Fourth, Deluard predicts an increase in the velocity of money flow as inflation squeezes budgets, households keep less in the bank, and credit card balances rise. For context, money velocity is the number of times a dollar is spent buying goods and services per unit of time. The increased speed means more transactions take place. Velocity plunged at the start of the pandemic as deposits surged and loans fell, but there are early signs of a recovery to come as inflation squeezes budgets and card balances credit increases.

Even a small acceleration in momentum at a time of high money supply could propel prices higher. Deluard says such an advance would offset the downward pressure on money supply from the Fed’s quantitative tightening program.

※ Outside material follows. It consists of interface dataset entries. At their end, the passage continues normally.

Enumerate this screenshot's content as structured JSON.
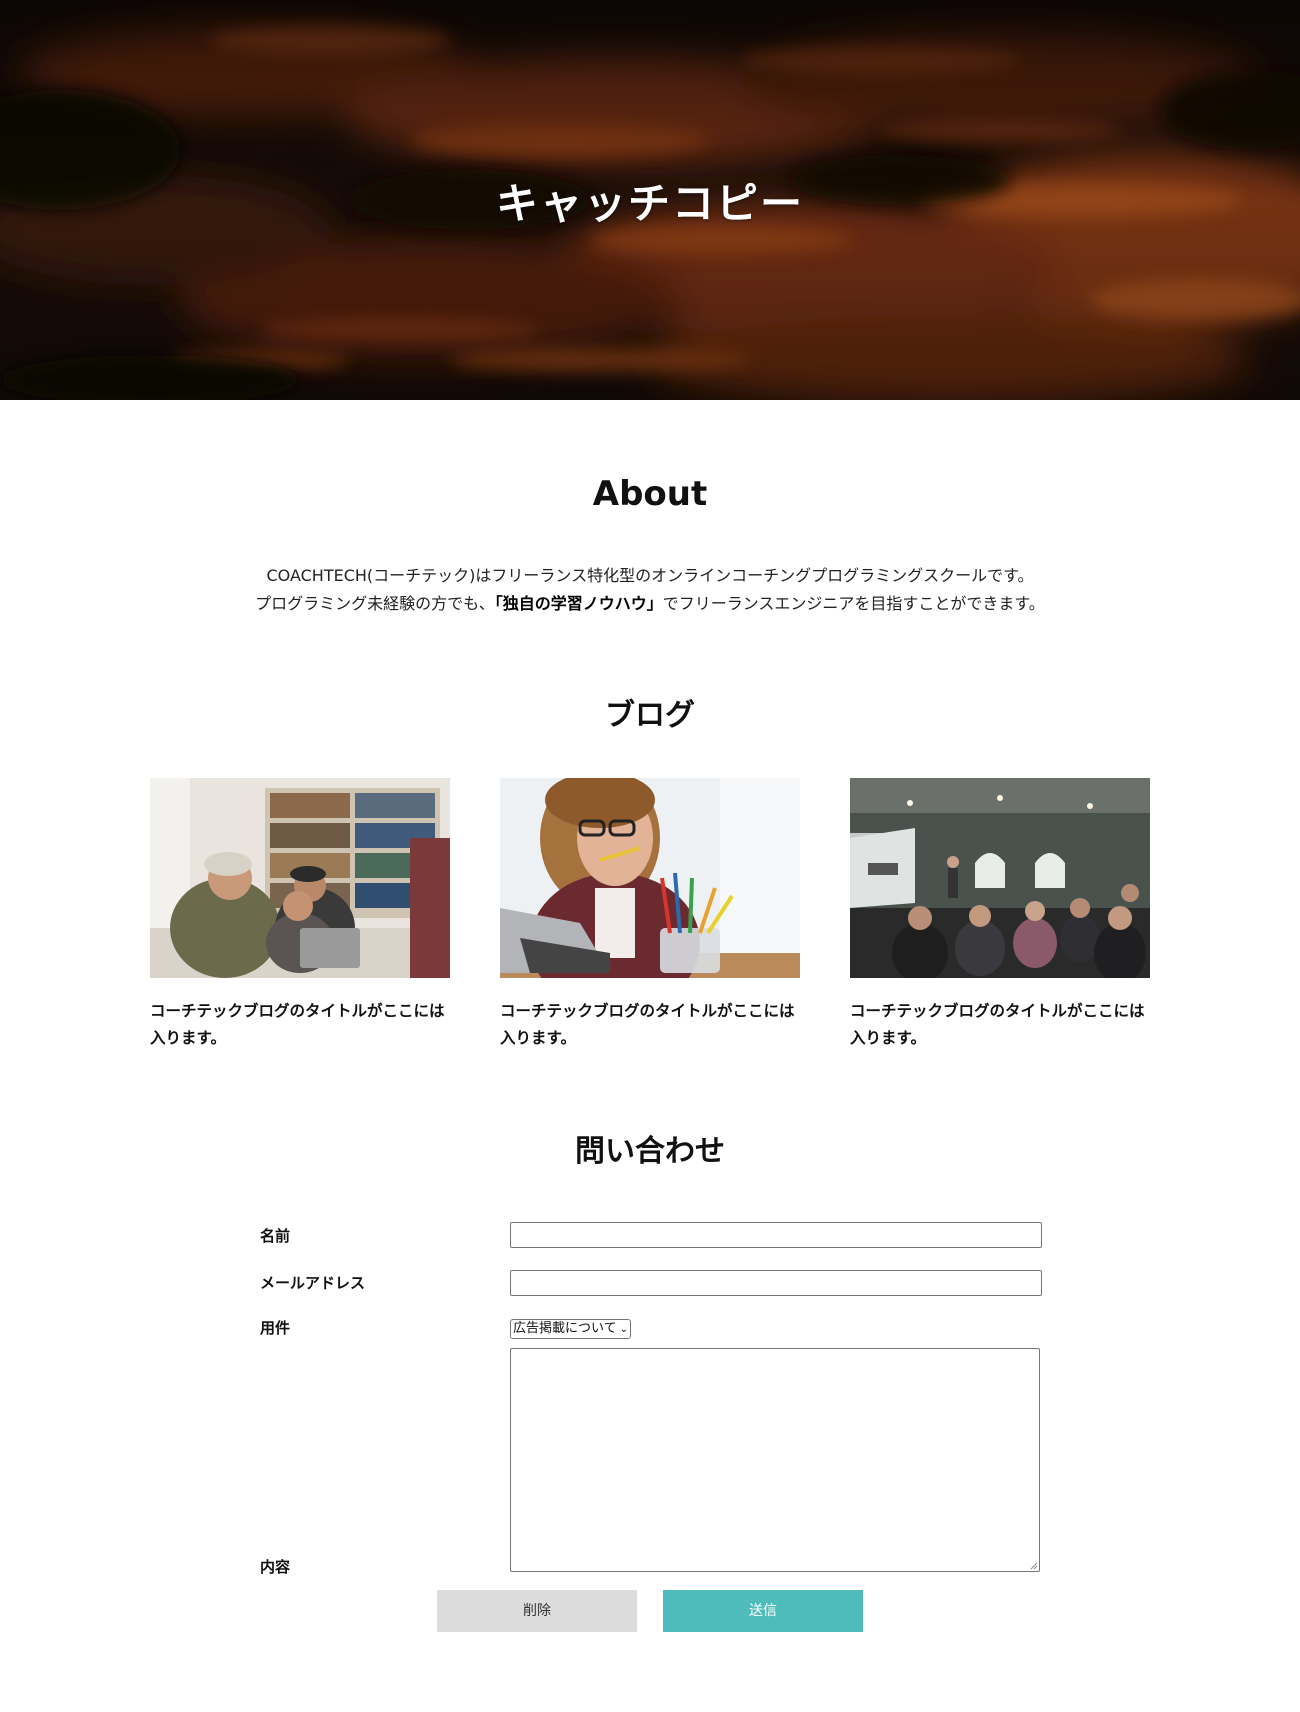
{
  "hero": {
    "catch_copy": "キャッチコピー"
  },
  "about": {
    "title": "About",
    "line1": "COACHTECH(コーチテック)はフリーランス特化型のオンラインコーチングプログラミングスクールです。",
    "line2_prefix": "プログラミング未経験の方でも、",
    "line2_bold": "「独自の学習ノウハウ」",
    "line2_suffix": "でフリーランスエンジニアを目指すことができます。"
  },
  "blog": {
    "title": "ブログ",
    "posts": [
      {
        "title": "コーチテックブログのタイトルがここには入ります。",
        "image": "people-at-laptop-photo"
      },
      {
        "title": "コーチテックブログのタイトルがここには入ります。",
        "image": "woman-with-pencils-photo"
      },
      {
        "title": "コーチテックブログのタイトルがここには入ります。",
        "image": "seminar-room-photo"
      }
    ]
  },
  "contact": {
    "title": "問い合わせ",
    "name_label": "名前",
    "name_value": "",
    "email_label": "メールアドレス",
    "email_value": "",
    "subject_label": "用件",
    "subject_selected": "広告掲載について",
    "message_label": "内容",
    "message_value": "",
    "delete_label": "削除",
    "send_label": "送信"
  },
  "colors": {
    "send_button": "#4fbcbc",
    "delete_button": "#dcdcdc"
  }
}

Rising loan-to-deposit ratios illustrate Deluard’s point. Deposits are falling, while lending is growing by double digits at major banks, and Deluard calculates that a return to a pre-Covid loan-to-deposit ratio of 75% would require the issuance of around $2.5 trillion in new loans by the big four US banks alone. The trend is better for small banks; Deluard notes that the loan-to-deposit ratio of the


KBW Regional Banking Index

(ticker: KRX) has recovered 77% in the last quarter from a low of around 70%.

Sid Dinsdale, chairman of Pinnacle Bancorp, says his bank’s loan-to-deposit ratio is finally starting to rise to 69% from 66% last year as rising interest rates only chill mortgage lending so far.

Said Dinsdale: “The sky is clear, but a storm will come at some point.” The problem is that high inflation is part of the storm and may persist despite it.

Write to Lisa Beilfuss at [email protected]

Comments are closed.